The line quickly connected from Tripoli to Sour. Organizers made sure to move volunteers from one area to another to complete the chain.
by Sally Farhat -Source: Annahar
BEIRUT: From its far North to its far South, Lebanon witnessed the formation of the longest human chain. A record breaker? Maybe. Nonetheless, the goal was not to enter Guinness World Record, but rather to show the strength of unity of the Lebanese protesters and their insistence on their demands.
“This human chain represents a breath of hope for the Lebanese,” Vivianne Freiha, one of the protesters, said.
Souraya Tabet, another protester that has joined in forming the chain, told Annahar that “this initiative is a symbolic representation of people’s unity, which everyone has been seeing among protesters since day one. We will make it, hand in hand.”
The line quickly connected from Tripoli to Sour. Organizers made sure to move volunteers from one area to another to complete the chain. This was the case in Jal el-Dib, where protesters were asked to move to Dbayeh.
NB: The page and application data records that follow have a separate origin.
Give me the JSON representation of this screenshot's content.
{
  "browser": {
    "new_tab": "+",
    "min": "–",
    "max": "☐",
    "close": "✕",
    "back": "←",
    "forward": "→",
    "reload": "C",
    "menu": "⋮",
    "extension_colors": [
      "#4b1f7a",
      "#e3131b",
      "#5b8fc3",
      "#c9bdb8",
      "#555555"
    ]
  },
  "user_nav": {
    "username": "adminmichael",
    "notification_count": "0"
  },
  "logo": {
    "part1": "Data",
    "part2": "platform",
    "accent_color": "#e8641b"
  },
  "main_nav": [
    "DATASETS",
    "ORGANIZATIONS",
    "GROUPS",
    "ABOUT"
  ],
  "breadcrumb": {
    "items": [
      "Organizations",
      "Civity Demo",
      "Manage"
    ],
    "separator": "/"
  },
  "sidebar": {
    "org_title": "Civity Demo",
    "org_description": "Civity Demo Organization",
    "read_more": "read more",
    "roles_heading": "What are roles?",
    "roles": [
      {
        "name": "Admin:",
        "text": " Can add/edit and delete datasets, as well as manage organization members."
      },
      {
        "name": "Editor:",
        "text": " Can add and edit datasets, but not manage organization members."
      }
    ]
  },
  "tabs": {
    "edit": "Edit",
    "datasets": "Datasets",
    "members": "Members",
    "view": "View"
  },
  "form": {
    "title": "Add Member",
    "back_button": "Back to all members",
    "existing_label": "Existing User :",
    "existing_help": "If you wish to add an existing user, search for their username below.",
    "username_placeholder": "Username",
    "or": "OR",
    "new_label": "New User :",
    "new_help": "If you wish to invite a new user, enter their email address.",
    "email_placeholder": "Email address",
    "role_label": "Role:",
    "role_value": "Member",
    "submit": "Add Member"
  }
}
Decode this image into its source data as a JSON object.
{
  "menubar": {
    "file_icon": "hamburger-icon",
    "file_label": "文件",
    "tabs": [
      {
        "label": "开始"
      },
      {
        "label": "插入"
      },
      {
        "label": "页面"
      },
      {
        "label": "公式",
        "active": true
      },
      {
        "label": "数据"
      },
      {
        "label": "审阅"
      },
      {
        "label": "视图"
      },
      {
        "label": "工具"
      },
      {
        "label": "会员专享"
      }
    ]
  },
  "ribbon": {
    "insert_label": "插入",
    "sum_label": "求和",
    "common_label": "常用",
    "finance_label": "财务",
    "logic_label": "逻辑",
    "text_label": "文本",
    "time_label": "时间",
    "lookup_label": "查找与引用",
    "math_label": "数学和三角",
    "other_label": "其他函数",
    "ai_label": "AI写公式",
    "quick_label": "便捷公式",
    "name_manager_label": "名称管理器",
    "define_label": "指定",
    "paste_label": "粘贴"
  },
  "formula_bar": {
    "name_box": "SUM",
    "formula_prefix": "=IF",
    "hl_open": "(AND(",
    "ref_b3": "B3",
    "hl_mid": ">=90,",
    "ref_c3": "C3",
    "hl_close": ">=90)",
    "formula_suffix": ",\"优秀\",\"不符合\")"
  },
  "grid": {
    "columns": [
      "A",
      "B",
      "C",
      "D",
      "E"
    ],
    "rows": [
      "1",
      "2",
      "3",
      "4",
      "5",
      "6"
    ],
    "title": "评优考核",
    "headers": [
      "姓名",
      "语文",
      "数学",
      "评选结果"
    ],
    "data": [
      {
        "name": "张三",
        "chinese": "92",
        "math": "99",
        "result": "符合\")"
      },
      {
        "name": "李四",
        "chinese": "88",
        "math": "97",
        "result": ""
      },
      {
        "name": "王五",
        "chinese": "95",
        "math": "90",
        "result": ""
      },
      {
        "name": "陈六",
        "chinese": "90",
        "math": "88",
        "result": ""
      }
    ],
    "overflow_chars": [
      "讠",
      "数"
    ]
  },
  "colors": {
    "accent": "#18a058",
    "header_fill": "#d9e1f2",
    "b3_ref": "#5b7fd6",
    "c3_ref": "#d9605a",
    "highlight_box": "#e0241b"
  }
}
“200,000 people are expected to join us today to form the human chain,” Muriel Aboulrous, one of the Beirut organizers, explained to Annahar. “We have around 40 meeting points along Lebanon’s coastal from Tripoli to Sour.”
Aya Fakih, a mom of two, knew about the human chain from a Facebook post and immediately felt an obligation to join with her children in Martyrs Square.
“This human chain is very important, it teaches our children the importance of holding hands and moving forward as a team. It’s the most peaceful and human way to tell the world that no matter how much they will try to break us, we will remain united,” Fakih said.
Hussam Shbaro, a pharmacy student at the Lebanese University, heard about the initiative from his friends and ultimately, decided to join.
“I think it’s one of the greatest ways to show politicians that we’re stronger than they will ever be. We’re holding hands with people from places we’ve never heard of, from different religions, sects, and backgrounds. We’re all here for one goal.”
Sunday marked the 11th day of Lebanon’s demonstrations. Protesters have rejected the proposed government reforms, asking for the resignation of the government, early elections, and the formation of a technocrat government.
Christy-Belle Geha, Chiri Choukeir, and TK Maloy contributed to this article.